Imagination can hardly form a character more truly valuable, than the man who ministers in holy things; who spends his time, his talents, his gifts-in short, his all, to this one purpose; who becomes indeed the faithful and wise steward,' to feed the babes of Christ's household with the sincere milk of the word, that they may grow thereby;' and them that are of full age, with strong meat, when by reason of use their spiritual senses are exercised to discern both good and evil;' and who to both, can humbly recommend, like the apostle, the goodness of the food, as being what he himself hath seen, and looked upon, and tasted of the word of life.' It must be a refreshing consola
tion, I can well conceive, in the close of life, to every faithful steward, after that the day's fatigue of the market for spiritual food is over, to be able to take up the same language as the apostle Paul; I have kept back nothing that was profitable; I have not shunned to declare the whole counsel of God; I have fed the church of God, which he hath purchased with his own blood; and now I commend you to God, and to the word of his grace!'
When I came down from my chamber, I found my friend waiting breakfast for me; for the hour was by this time past eight: and, as his custom was, he proposed inviting as many of the family as felt disposed, to attend our morning prayers. The mistress of the house, with one servant only, accepted the offer. And after my companion had read a portion of God's word, he followed it up with prayer.
When the mistress and the servant had withdrawn, we sat down to breakfast; my friend having first implored the usual blessing on our food.
BOUNTIFUL Father of mercies, who art supplying the daily wants of the millions which are looking up to thee from all parts of the universe; we desire grace to praise thee for this seasonable and suitable portion of food, which thou hast spread before us for the support of our perishing bodies. And we intreat thee for grace from thy Holy Spirit in the use of it, that we may receive this and every other blessing, as coming from our reconciled Father and God in Christ Jesus. Vouchsafe, dearest Saviour, to sit at the table which thou hast furnished; and may we be among those, 'which shall sit at thy table in thy kingdom;' and while, as thy chil dren going home to thine house, thou art refreshing us thus by the way, though all the benefit be ours, let thine be all the glory. Amen.'

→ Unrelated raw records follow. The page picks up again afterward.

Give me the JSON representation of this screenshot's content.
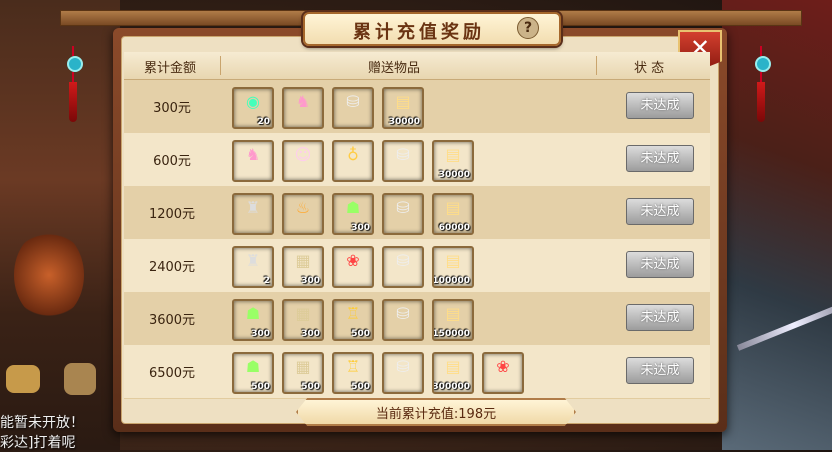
{
  "window": {
    "title": "累计充值奖励",
    "help_icon": "?",
    "close_icon": "✕"
  },
  "table": {
    "headers": [
      "累计金额",
      "赠送物品",
      "状 态"
    ],
    "rows": [
      {
        "amount": "300元",
        "status": "未达成",
        "items": [
          {
            "icon": "jade-orb-icon",
            "count": "20",
            "tag": "",
            "bg": "#3a4a2a",
            "glyph": "◉",
            "color": "#4fb"
          },
          {
            "icon": "pink-steed-icon",
            "count": "",
            "tag": "",
            "bg": "#5a3a3a",
            "glyph": "♞",
            "color": "#f9c"
          },
          {
            "icon": "silver-ingot-icon",
            "count": "",
            "tag": "",
            "bg": "#6a5a48",
            "glyph": "⛁",
            "color": "#eee"
          },
          {
            "icon": "gold-ticket-icon",
            "count": "30000",
            "tag": "",
            "bg": "#a87a3a",
            "glyph": "▤",
            "color": "#fd8"
          }
        ]
      },
      {
        "amount": "600元",
        "status": "未达成",
        "items": [
          {
            "icon": "pink-steed-icon",
            "count": "",
            "tag": "",
            "bg": "#5a3a3a",
            "glyph": "♞",
            "color": "#f9c"
          },
          {
            "icon": "hero-portrait-icon",
            "count": "",
            "tag": "",
            "bg": "#8a5a9a",
            "glyph": "☺",
            "color": "#fce"
          },
          {
            "icon": "gourd-item-icon",
            "count": "",
            "tag": "",
            "bg": "#2a5a8a",
            "glyph": "♁",
            "color": "#fc4"
          },
          {
            "icon": "silver-ingot-icon",
            "count": "",
            "tag": "",
            "bg": "#6a5a48",
            "glyph": "⛁",
            "color": "#eee"
          },
          {
            "icon": "gold-ticket-icon",
            "count": "30000",
            "tag": "",
            "bg": "#a87a3a",
            "glyph": "▤",
            "color": "#fd8"
          }
        ]
      },
      {
        "amount": "1200元",
        "status": "未达成",
        "items": [
          {
            "icon": "warrior-portrait-icon",
            "count": "",
            "tag": "",
            "bg": "#4a3a2a",
            "glyph": "♜",
            "color": "#ddd"
          },
          {
            "icon": "flame-warrior-icon",
            "count": "",
            "tag": "",
            "bg": "#7a2a10",
            "glyph": "♨",
            "color": "#fa3"
          },
          {
            "icon": "sage-card-icon",
            "count": "300",
            "tag": "",
            "bg": "#3a2a6a",
            "glyph": "☗",
            "color": "#9f6"
          },
          {
            "icon": "silver-ingot-icon",
            "count": "",
            "tag": "",
            "bg": "#6a5a48",
            "glyph": "⛁",
            "color": "#eee"
          },
          {
            "icon": "gold-ticket-icon",
            "count": "60000",
            "tag": "",
            "bg": "#a87a3a",
            "glyph": "▤",
            "color": "#fd8"
          }
        ]
      },
      {
        "amount": "2400元",
        "status": "未达成",
        "items": [
          {
            "icon": "warrior-portrait-icon",
            "count": "2",
            "tag": "",
            "bg": "#4a3a2a",
            "glyph": "♜",
            "color": "#ddd"
          },
          {
            "icon": "scroll-map-icon",
            "count": "300",
            "tag": "",
            "bg": "#6a5a2a",
            "glyph": "▦",
            "color": "#dc9"
          },
          {
            "icon": "red-berries-icon",
            "count": "",
            "tag": "",
            "bg": "#3a1a1a",
            "glyph": "❀",
            "color": "#f44"
          },
          {
            "icon": "silver-ingot-icon",
            "count": "",
            "tag": "",
            "bg": "#6a5a48",
            "glyph": "⛁",
            "color": "#eee"
          },
          {
            "icon": "gold-ticket-icon",
            "count": "100000",
            "tag": "",
            "bg": "#a87a3a",
            "glyph": "▤",
            "color": "#fd8"
          }
        ]
      },
      {
        "amount": "3600元",
        "status": "未达成",
        "items": [
          {
            "icon": "sage-card-icon",
            "count": "300",
            "tag": "",
            "bg": "#3a2a6a",
            "glyph": "☗",
            "color": "#9f6"
          },
          {
            "icon": "scroll-map-icon",
            "count": "300",
            "tag": "",
            "bg": "#6a5a2a",
            "glyph": "▦",
            "color": "#dc9"
          },
          {
            "icon": "golden-pagoda-icon",
            "count": "500",
            "tag": "",
            "bg": "#4a2a6a",
            "glyph": "♖",
            "color": "#fc3"
          },
          {
            "icon": "silver-ingot-icon",
            "count": "",
            "tag": "",
            "bg": "#6a5a48",
            "glyph": "⛁",
            "color": "#eee"
          },
          {
            "icon": "gold-ticket-icon",
            "count": "150000",
            "tag": "",
            "bg": "#a87a3a",
            "glyph": "▤",
            "color": "#fd8"
          }
        ]
      },
      {
        "amount": "6500元",
        "status": "未达成",
        "items": [
          {
            "icon": "sage-card-icon",
            "count": "500",
            "tag": "",
            "bg": "#3a2a6a",
            "glyph": "☗",
            "color": "#9f6"
          },
          {
            "icon": "scroll-map-icon",
            "count": "500",
            "tag": "",
            "bg": "#6a5a2a",
            "glyph": "▦",
            "color": "#dc9"
          },
          {
            "icon": "golden-pagoda-icon",
            "count": "500",
            "tag": "",
            "bg": "#4a2a6a",
            "glyph": "♖",
            "color": "#fc3"
          },
          {
            "icon": "silver-ingot-icon",
            "count": "",
            "tag": "",
            "bg": "#6a5a48",
            "glyph": "⛁",
            "color": "#eee"
          },
          {
            "icon": "gold-ticket-icon",
            "count": "300000",
            "tag": "",
            "bg": "#a87a3a",
            "glyph": "▤",
            "color": "#fd8"
          },
          {
            "icon": "red-berries-icon",
            "count": "",
            "tag": "",
            "bg": "#3a1a1a",
            "glyph": "❀",
            "color": "#f44"
          }
        ]
      }
    ]
  },
  "footer": {
    "total_text": "当前累计充值:198元"
  },
  "background": {
    "chat_line_1": "能暂未开放！",
    "chat_line_2": "彩达]打着呢"
  }
}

WE had scarcely finished our repast, when the mistress of the house came in to inform us of
the situation of a poor man in the street, who had been bed-ridden for fifteen years. He is a very pious creature,' added the mistress, and a great number of gentry go to visit him. I thought it might be pleasant to you to hear of him. That it is,' replied my friend, and we thank you for it. We will go to see him. Where is his dwelling?' Five doors only beand the waiter
low our house,' she answered,
shall show you.'
When we came into the poor man's room, though every thing manifested the indigence of his circumstances, yet it was that kind of poverty which recommended itself by its cleanliness.-There stood a lady at the foot of his bed, in conversation with the sick man. How do you live?' I heard. her say as I entered the chamber. Live, madam!' replied the poor
man, I am in very good circumstances; I am not only rich by reason of present possessions; but I am heir to a large estate. Astonishing' said she, 'you were pointed out to me as a very poor man, and I came to give you some relief. That you may still do, madam, if you please,' answered he, for the riches I possess, and the inheritance to which I am born do not at present make me above charity. I am only rich in faith and an heir of the kingdom.'